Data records
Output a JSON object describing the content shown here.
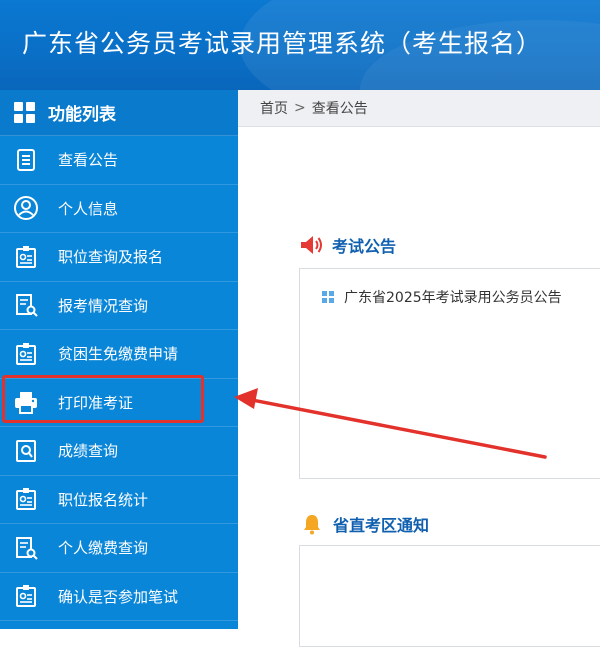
{
  "header": {
    "title": "广东省公务员考试录用管理系统（考生报名）"
  },
  "sidebar": {
    "title": "功能列表",
    "items": [
      {
        "label": "查看公告",
        "icon": "list-doc-icon"
      },
      {
        "label": "个人信息",
        "icon": "user-circle-icon"
      },
      {
        "label": "职位查询及报名",
        "icon": "id-card-icon"
      },
      {
        "label": "报考情况查询",
        "icon": "doc-search-icon"
      },
      {
        "label": "贫困生免缴费申请",
        "icon": "id-card-icon"
      },
      {
        "label": "打印准考证",
        "icon": "printer-icon"
      },
      {
        "label": "成绩查询",
        "icon": "doc-magnifier-icon"
      },
      {
        "label": "职位报名统计",
        "icon": "id-card-icon"
      },
      {
        "label": "个人缴费查询",
        "icon": "doc-search-icon"
      },
      {
        "label": "确认是否参加笔试",
        "icon": "id-card-icon"
      }
    ]
  },
  "breadcrumb": {
    "home": "首页",
    "separator": ">",
    "current": "查看公告"
  },
  "exam_notice": {
    "title": "考试公告",
    "items": [
      "广东省2025年考试录用公务员公告"
    ]
  },
  "exam_area_notice": {
    "title": "省直考区通知"
  },
  "colors": {
    "header": "#0a6fc6",
    "sidebar": "#0a86d8",
    "highlight": "#e3322b",
    "section_title": "#1160b0"
  }
}
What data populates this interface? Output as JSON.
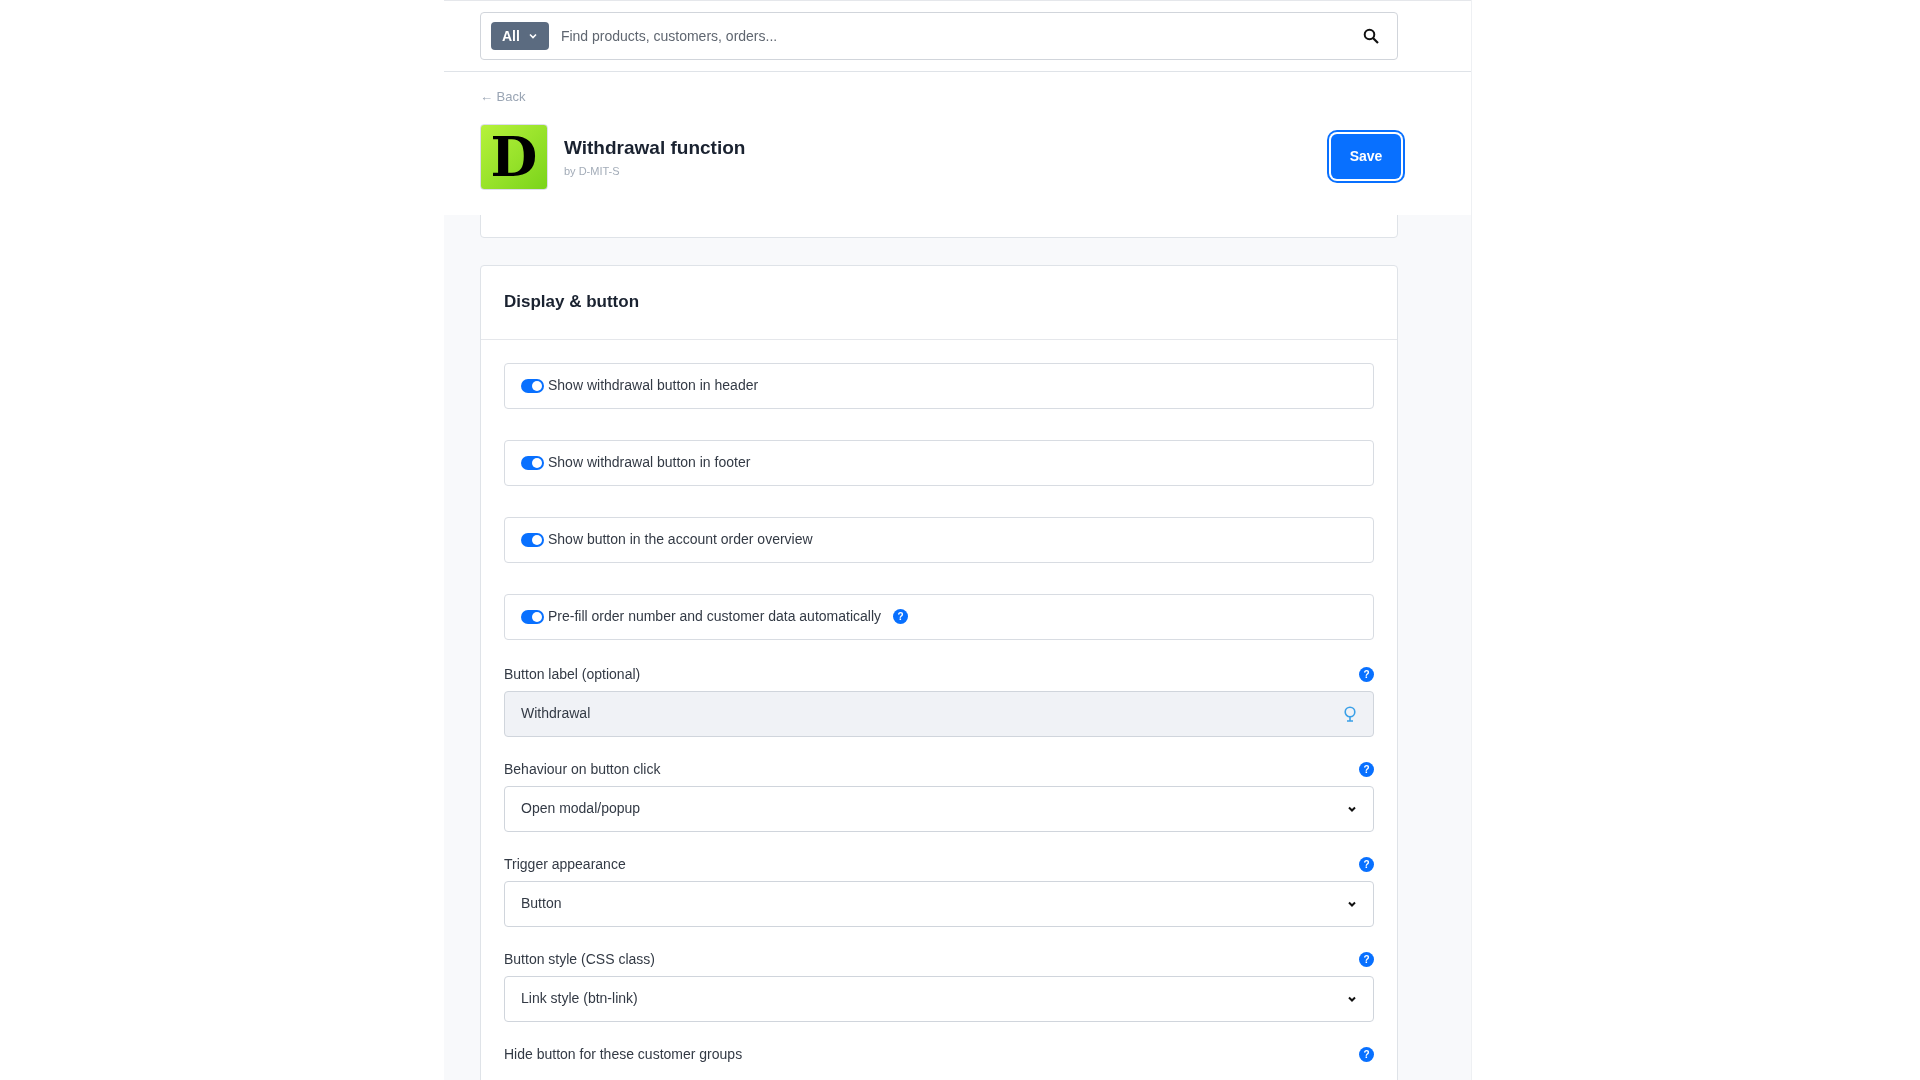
{
  "search": {
    "scope": "All",
    "placeholder": "Find products, customers, orders..."
  },
  "back": "← Back",
  "app": {
    "title": "Withdrawal function",
    "vendor": "by D-MIT-S",
    "logo_letter": "D"
  },
  "save": "Save",
  "section": {
    "title": "Display & button",
    "toggles": [
      {
        "label": "Show withdrawal button in header",
        "on": true
      },
      {
        "label": "Show withdrawal button in footer",
        "on": true
      },
      {
        "label": "Show button in the account order overview",
        "on": true
      },
      {
        "label": "Pre-fill order number and customer data automatically",
        "on": true,
        "help_icon": "?"
      }
    ],
    "fields": [
      {
        "kind": "text",
        "label": "Button label (optional)",
        "value": "Withdrawal",
        "help_icon": "?"
      },
      {
        "kind": "select",
        "label": "Behaviour on button click",
        "value": "Open modal/popup",
        "help_icon": "?"
      },
      {
        "kind": "select",
        "label": "Trigger appearance",
        "value": "Button",
        "help_icon": "?"
      },
      {
        "kind": "select",
        "label": "Button style (CSS class)",
        "value": "Link style (btn-link)",
        "help_icon": "?"
      },
      {
        "kind": "label",
        "label": "Hide button for these customer groups",
        "help_icon": "?"
      }
    ]
  }
}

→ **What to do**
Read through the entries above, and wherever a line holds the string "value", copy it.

→ **Written solution**
        "value": "Withdrawal",
        "value": "Open modal/popup",
        "value": "Button",
        "value": "Link style (btn-link)",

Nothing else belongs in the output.